…Fighting the toughest brush battle of my life [while hiking on a mountainside near the Seven Devils Recreation Area on the Oregon coast not too far from Coos Bay], I became almost used to being suspended far from earth on slender swaying branches as I bulldozed my way near a cliff. Once the lacing under me thinned, so I glanced down to judge my height above the ground and saw the sea!
Three: from American anthropologist, author, and explorer, Ian Baker (b.1957), relating Tibetan adventures with friends in 1986, age 29
referencing adventures of:
Tibetan Lama Lelung Shepe (Shyepé) Dorje (1697-1740) in 1729, age 32
British Lt-Col. Eric (Frederick Marshman) Bailey (1882-1967) in 1913, age 31
British botanist-explorer Frank Kingdon-Ward (1885-1958) in 1925, age 40,
together with Scots-Welsh gardener and peer, Lord Jack (John Campbell) Earl Cawder (1900-1970), age 25.
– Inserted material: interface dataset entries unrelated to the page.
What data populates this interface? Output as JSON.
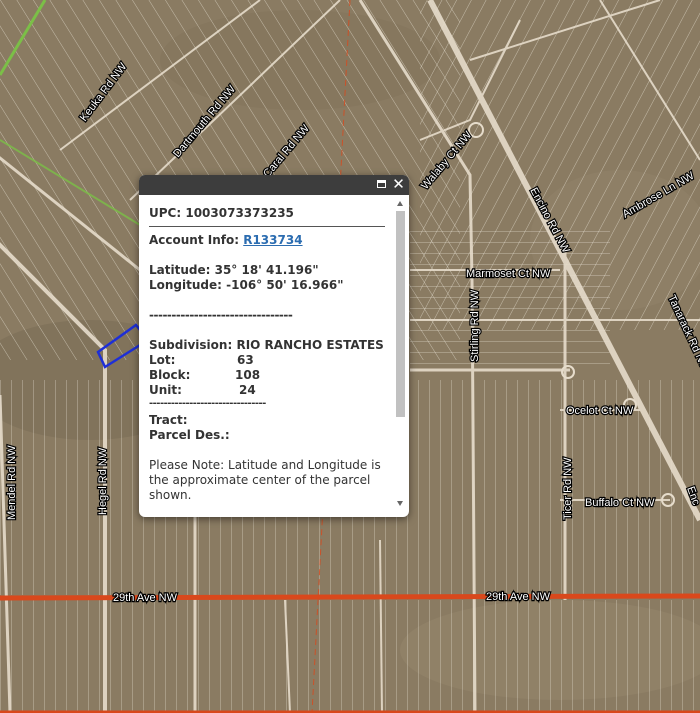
{
  "map": {
    "road_labels": [
      "Keuka Rd NW",
      "Dartmouth Rd NW",
      "Caral Rd NW",
      "Walaby Ct NW",
      "Encino Rd NW",
      "Ambrose Ln NW",
      "Marmoset Ct NW",
      "Tanarack Rd NW",
      "Stirling Rd NW",
      "Ocelot Ct NW",
      "Ticer Rd NW",
      "Buffalo Ct NW",
      "Mendel Rd NW",
      "Hegel Rd NW",
      "29th Ave NW",
      "29th Ave NW",
      "Enc"
    ],
    "colors": {
      "imagery": "#8a7b62",
      "parcel_lines": "#f0ece2",
      "major_road": "#d9481c",
      "selected_parcel": "#1e2fd6",
      "green_road": "#7bbf47"
    }
  },
  "popup": {
    "upc_label": "UPC:",
    "upc_value": "1003073373235",
    "account_label": "Account Info:",
    "account_link": "R133734",
    "latitude_label": "Latitude:",
    "latitude_value": "35° 18' 41.196\"",
    "longitude_label": "Longitude:",
    "longitude_value": "-106° 50' 16.966\"",
    "separator": "--------------------------------",
    "subdivision_label": "Subdivision:",
    "subdivision_value": "RIO RANCHO ESTATES",
    "lot_label": "Lot:",
    "lot_value": "63",
    "block_label": "Block:",
    "block_value": "108",
    "unit_label": "Unit:",
    "unit_value": "24",
    "tract_label": "Tract:",
    "parcel_label": "Parcel Des.:",
    "note": "Please Note: Latitude and Longitude is the approximate center of the parcel shown."
  }
}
It was raining, and banners of mist drifted through the trees. The swamp was infested with Rhododendron irroratum, bloodred flowers spilling into the bog. Beaded strands of Spanish moss hung like nets from the sodden branches. When the pilgrim lama Lelung Shepe Dorje entered the bog in 1729 he described how his feet “sunk the length of a forearm” into the oozing mud. We crossed the marsh and entered a thick tangle of rhododendron worthy of Tolkien’s Middle Earth. We broke for tea under the dense canopy of leaves and smooth looping branches drenched with epiphytes. Afterward we forged our way through the forest and trudged through lingering banks of snow toward the 10,450-foot pass which would lead us into Pemakochung. As we crossed the saddle, the massive peaks of Namcha Barwa appeared through a window in the dense tangle of branches. Glaciers poured down its northern slope and disappeared into jungle. Kingdon Ward [passing through in 1925], had referred to this view as “coldly menacing”: “The snow peaks enclosed us in a ring of ice. . . .Dense jungle surged over the cliffs. . .a maelstrom of river, forest, and ice fighting dumbly for dominion.”
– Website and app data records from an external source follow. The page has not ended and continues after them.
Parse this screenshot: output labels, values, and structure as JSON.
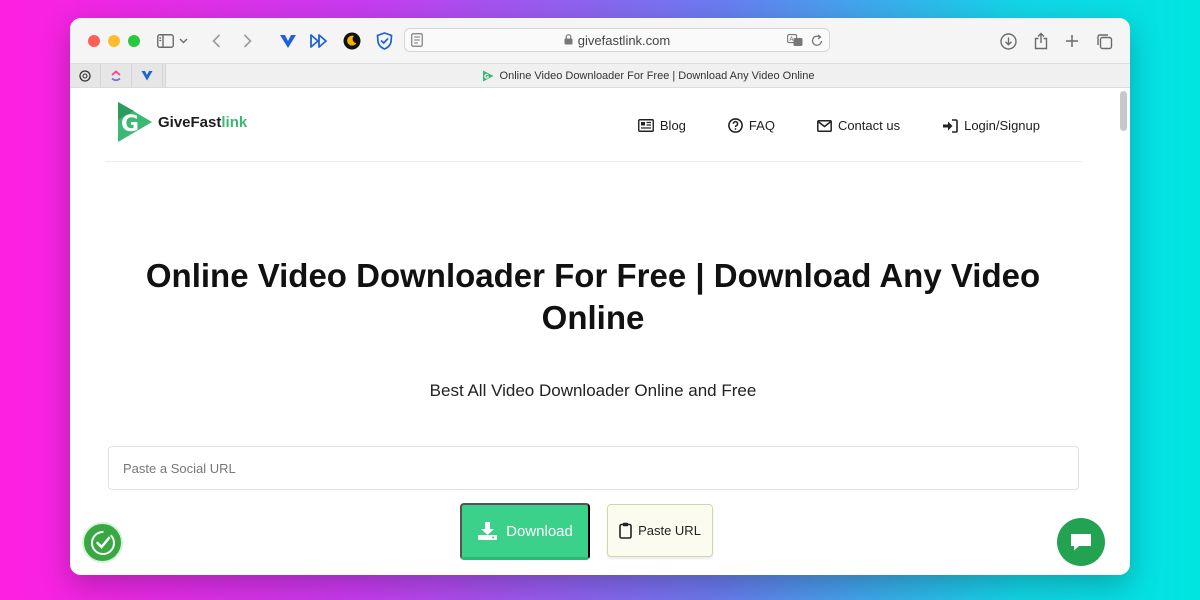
{
  "browser": {
    "url": "givefastlink.com",
    "tab_title": "Online Video Downloader For Free | Download Any Video Online",
    "traffic_lights": [
      "#fe5f57",
      "#febc2e",
      "#28c840"
    ]
  },
  "site": {
    "logo": {
      "brand_main": "GiveFast",
      "brand_accent": "link",
      "accent_color": "#3cb873"
    },
    "nav": [
      {
        "label": "Blog",
        "icon": "newspaper-icon"
      },
      {
        "label": "FAQ",
        "icon": "question-circle-icon"
      },
      {
        "label": "Contact us",
        "icon": "envelope-icon"
      },
      {
        "label": "Login/Signup",
        "icon": "sign-in-icon"
      }
    ],
    "headline": "Online Video Downloader For Free | Download Any Video Online",
    "subheadline": "Best All Video Downloader Online and Free",
    "url_input": {
      "placeholder": "Paste a Social URL",
      "value": ""
    },
    "download_button": {
      "label": "Download",
      "color": "#3cd18a"
    },
    "paste_button": {
      "label": "Paste URL"
    }
  }
}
Hidden amid the swamps below us lay the ruins of Pemakochung’s former monastery. We made the steep descent through rain and fog, clinging to branches and swinging our way down through a wet, bramble-filled forest. It as at this point that Lord Cawder  had written of porters falling through “a net work of roots, another time into a big hole. . . .The jungle was very thick—huge trees, masses of rhododendrons, with an undergrowth of tall ferns. Even at this time of year a great deal of verdure comes above one’s head, and everything is crawling with ticks and leeches—What it can be like in the rains, I can’t imagine—God! How I loathe all jungles.”
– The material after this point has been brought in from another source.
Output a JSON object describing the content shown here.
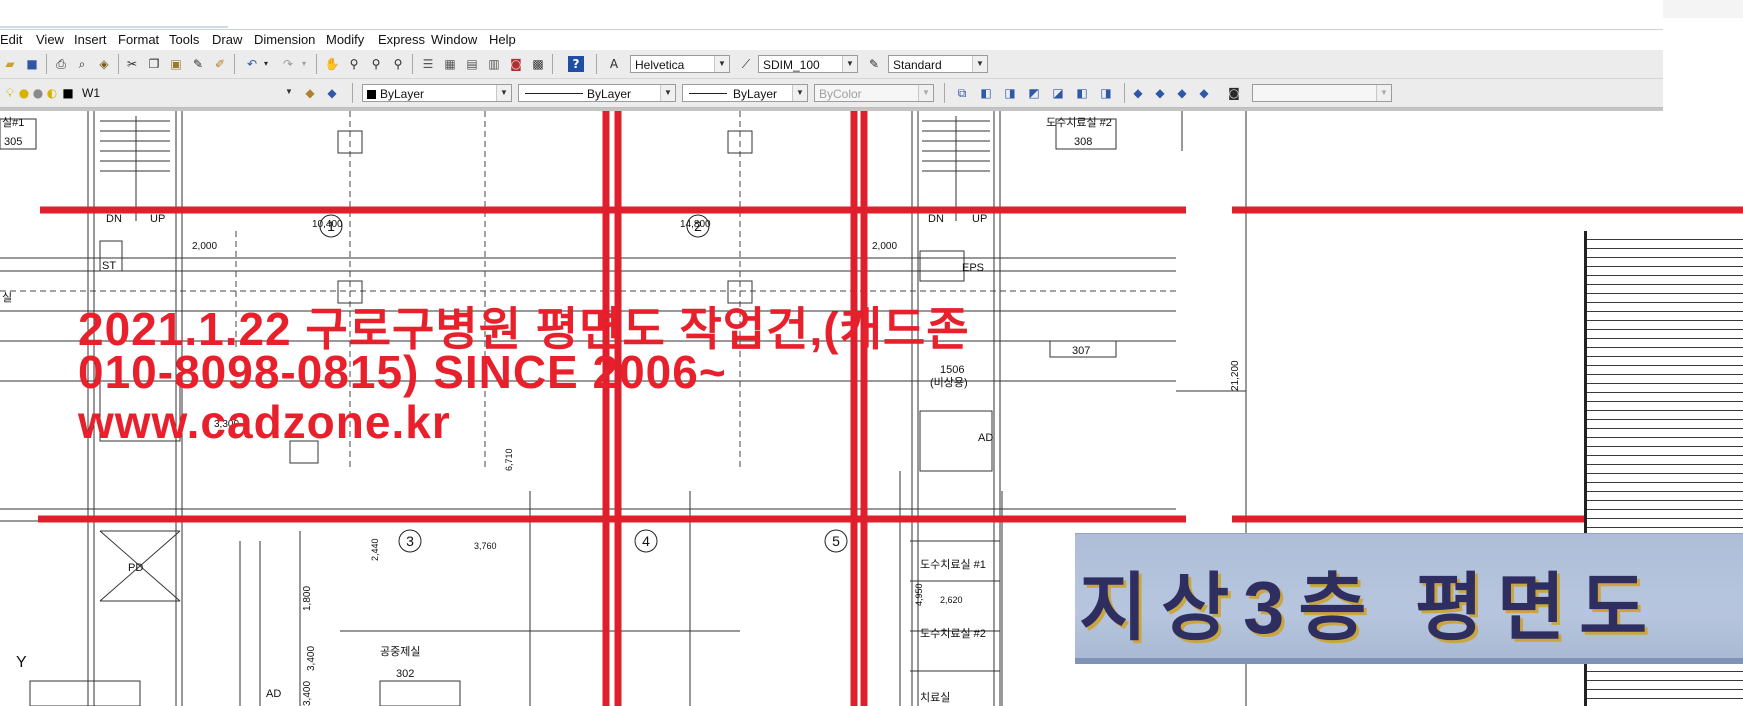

As we descended toward the abandoned gompa [hermitage] a vast amphitheater opened around us. The pyramidal peaks of Namcha Barwa soared above us, and a granite wall—snow clinging to its upper slopes and red-flowered rhododendrons advancing up the slabs—framed the valley from the west. Great torrents poured off Namcha Barwa’s glaciers into the marshes and forests. We proceeded through leech-infested swaps to a small hillock where the crumbled walls of the old monastery were slowly sinking into the earth. A pomegranate tree laden with overripe fruit spread above us while a headless statue of Tara, a female deity, sat perched on a moss-covered wall, Bronze butter lamps and a pair of broken cymbals lay amid the ruins. As the porters strung prayer flags between two fir trees, Ken, Eric, Jill, and I set up our tents, using cut bamboo to lift them off the sodden ground. When Lieutenant-Colonel Eric Bailey traveled into the gorge in 1913 he had referred to Pemakochung as an “abomination of desolation” and “one of the world’s dead ends.” Taking in the rain and mud and leeches, I reflected that little had changed.